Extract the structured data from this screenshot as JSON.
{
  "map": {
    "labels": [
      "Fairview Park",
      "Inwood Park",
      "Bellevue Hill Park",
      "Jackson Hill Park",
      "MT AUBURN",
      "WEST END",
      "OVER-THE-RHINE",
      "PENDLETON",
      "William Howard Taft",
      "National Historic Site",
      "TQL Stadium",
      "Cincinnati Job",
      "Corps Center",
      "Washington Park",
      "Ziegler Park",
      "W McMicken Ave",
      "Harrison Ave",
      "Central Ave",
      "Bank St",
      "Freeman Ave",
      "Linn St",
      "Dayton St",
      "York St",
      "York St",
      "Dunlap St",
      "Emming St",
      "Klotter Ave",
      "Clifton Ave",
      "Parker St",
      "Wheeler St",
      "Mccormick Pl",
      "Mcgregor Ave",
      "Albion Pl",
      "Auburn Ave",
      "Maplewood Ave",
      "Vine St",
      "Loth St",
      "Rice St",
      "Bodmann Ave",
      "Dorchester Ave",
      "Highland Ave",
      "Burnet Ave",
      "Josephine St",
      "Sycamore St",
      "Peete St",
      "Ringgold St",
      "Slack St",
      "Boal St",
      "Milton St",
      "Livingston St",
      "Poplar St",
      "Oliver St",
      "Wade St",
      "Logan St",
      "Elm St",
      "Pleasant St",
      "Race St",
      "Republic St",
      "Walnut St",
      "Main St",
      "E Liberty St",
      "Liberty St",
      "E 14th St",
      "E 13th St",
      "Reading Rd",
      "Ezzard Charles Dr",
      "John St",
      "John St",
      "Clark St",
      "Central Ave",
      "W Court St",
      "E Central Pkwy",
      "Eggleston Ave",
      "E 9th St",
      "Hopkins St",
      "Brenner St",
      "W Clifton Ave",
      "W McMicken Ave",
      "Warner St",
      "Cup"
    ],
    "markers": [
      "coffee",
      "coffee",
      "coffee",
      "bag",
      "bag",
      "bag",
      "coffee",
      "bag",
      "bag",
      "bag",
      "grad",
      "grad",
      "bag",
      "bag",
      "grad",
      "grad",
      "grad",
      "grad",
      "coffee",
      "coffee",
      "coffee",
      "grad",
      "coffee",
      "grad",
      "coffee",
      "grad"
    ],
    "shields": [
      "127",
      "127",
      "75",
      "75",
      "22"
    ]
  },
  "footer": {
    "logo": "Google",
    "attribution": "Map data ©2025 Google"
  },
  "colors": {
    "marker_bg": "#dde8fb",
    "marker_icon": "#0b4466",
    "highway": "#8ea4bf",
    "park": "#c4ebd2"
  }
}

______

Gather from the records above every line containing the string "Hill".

      "Bellevue Hill Park",
      "Jackson Hill Park",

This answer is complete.